TASK REQUIREMENTS - Find all the lines in the entries below that hold the word "Guest" and copy them.
(INFORMATION SUPPLIED begins)
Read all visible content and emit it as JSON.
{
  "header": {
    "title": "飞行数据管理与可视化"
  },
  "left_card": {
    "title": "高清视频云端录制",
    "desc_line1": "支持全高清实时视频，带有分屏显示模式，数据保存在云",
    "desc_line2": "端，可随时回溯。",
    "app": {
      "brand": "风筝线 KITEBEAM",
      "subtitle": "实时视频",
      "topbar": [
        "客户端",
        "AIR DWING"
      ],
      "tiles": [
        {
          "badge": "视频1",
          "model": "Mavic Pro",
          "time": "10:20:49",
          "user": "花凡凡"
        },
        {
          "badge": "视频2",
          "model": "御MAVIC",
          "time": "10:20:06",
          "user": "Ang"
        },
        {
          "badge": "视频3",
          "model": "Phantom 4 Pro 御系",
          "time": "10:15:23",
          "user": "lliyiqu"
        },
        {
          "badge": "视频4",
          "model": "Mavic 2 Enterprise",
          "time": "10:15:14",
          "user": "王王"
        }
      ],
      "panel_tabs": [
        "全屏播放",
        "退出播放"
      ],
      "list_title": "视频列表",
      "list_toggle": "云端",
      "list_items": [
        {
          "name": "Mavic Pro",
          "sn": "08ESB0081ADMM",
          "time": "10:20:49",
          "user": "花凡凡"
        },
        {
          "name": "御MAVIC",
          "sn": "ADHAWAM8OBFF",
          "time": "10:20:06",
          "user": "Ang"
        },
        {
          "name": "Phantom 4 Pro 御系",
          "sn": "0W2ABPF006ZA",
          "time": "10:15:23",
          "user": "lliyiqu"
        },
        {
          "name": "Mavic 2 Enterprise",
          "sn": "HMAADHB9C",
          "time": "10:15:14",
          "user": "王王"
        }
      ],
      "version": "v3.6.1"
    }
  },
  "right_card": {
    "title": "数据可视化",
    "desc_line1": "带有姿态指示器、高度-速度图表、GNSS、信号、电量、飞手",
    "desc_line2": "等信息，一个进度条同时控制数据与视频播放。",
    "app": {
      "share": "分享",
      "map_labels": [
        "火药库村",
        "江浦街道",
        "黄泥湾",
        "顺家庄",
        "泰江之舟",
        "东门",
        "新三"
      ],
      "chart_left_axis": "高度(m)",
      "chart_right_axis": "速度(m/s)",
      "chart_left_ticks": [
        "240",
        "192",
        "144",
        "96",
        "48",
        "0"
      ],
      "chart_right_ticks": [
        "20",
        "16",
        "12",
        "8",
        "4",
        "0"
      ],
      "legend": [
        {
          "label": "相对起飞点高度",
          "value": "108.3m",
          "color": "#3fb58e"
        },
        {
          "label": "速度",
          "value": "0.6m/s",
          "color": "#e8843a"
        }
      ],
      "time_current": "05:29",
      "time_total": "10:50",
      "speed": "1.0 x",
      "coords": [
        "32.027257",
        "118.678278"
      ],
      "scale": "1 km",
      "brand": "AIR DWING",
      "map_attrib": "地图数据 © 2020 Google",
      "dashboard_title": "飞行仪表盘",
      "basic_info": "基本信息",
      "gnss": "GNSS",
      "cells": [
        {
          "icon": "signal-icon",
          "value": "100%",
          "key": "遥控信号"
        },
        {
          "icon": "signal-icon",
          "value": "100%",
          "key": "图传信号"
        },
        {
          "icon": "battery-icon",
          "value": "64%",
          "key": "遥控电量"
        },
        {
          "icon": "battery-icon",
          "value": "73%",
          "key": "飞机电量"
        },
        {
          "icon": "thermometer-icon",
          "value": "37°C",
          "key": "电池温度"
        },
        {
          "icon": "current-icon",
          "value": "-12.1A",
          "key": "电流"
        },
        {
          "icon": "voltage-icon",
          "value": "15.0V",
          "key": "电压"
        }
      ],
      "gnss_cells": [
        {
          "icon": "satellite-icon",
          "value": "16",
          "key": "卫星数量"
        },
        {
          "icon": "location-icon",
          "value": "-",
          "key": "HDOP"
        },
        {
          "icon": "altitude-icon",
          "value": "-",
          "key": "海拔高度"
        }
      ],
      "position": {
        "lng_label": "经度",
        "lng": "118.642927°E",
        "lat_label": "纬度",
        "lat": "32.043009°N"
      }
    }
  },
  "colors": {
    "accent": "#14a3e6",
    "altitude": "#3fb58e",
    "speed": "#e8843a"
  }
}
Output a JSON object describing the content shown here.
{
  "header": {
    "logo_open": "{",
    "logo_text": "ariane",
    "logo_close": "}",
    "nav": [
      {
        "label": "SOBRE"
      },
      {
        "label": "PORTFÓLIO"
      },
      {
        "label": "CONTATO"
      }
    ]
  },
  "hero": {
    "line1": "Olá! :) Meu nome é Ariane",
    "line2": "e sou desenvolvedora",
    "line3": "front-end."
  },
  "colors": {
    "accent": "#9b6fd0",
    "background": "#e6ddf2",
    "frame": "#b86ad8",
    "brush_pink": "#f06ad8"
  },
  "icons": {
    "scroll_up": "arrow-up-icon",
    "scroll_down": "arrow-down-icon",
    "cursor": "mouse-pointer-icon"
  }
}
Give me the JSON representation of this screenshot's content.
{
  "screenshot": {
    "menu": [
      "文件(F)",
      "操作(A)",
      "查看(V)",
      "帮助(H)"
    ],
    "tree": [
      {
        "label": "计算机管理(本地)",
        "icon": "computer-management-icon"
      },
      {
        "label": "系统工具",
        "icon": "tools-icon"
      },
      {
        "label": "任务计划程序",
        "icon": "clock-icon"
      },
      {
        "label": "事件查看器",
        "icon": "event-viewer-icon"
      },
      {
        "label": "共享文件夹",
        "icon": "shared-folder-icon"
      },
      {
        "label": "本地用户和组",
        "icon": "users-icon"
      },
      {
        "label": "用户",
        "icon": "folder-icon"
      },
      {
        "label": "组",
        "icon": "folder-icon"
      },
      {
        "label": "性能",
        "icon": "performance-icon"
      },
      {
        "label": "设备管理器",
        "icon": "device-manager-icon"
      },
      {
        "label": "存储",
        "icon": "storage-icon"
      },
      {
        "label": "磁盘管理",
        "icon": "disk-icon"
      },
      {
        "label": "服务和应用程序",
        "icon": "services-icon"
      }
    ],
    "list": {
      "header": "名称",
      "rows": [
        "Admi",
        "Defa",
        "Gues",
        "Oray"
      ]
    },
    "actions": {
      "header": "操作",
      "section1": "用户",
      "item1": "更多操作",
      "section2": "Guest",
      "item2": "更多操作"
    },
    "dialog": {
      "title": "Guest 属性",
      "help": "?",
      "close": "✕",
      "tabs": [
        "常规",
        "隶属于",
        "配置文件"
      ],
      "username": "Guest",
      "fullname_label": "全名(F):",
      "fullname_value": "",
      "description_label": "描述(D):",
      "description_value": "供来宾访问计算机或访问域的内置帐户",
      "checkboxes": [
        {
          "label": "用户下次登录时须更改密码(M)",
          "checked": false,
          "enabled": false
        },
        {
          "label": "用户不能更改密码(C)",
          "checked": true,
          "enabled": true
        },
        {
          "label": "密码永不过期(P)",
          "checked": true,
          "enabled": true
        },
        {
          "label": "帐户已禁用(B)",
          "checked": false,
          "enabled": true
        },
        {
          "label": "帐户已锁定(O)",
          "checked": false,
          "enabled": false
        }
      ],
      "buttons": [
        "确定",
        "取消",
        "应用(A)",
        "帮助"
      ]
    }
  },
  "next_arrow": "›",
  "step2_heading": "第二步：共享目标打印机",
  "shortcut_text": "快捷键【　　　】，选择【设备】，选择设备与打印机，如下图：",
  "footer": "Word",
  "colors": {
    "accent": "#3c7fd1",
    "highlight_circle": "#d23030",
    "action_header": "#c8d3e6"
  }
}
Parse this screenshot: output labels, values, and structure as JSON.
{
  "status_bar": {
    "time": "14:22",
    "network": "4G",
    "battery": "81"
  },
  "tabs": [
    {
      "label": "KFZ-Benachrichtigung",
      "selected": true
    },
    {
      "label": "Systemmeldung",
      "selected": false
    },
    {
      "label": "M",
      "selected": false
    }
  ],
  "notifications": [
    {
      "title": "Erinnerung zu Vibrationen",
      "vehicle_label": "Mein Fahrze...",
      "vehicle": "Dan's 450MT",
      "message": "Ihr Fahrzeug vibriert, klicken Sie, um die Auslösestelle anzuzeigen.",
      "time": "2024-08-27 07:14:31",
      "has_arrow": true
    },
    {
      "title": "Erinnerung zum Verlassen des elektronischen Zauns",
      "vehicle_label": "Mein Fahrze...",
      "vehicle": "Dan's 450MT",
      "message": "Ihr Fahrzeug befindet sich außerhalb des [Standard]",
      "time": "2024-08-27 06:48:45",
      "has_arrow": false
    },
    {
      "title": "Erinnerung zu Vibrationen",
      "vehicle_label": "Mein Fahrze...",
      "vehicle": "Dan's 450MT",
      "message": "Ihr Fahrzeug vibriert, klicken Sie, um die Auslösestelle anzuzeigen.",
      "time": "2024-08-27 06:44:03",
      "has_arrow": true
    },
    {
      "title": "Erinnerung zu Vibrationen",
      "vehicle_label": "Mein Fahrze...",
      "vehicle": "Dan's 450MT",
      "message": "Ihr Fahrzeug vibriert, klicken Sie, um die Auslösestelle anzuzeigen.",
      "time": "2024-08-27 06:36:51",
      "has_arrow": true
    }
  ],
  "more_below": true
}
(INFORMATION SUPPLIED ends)
TASK RESULT -
      "section2": "Guest",
      "title": "Guest 属性",
      "username": "Guest",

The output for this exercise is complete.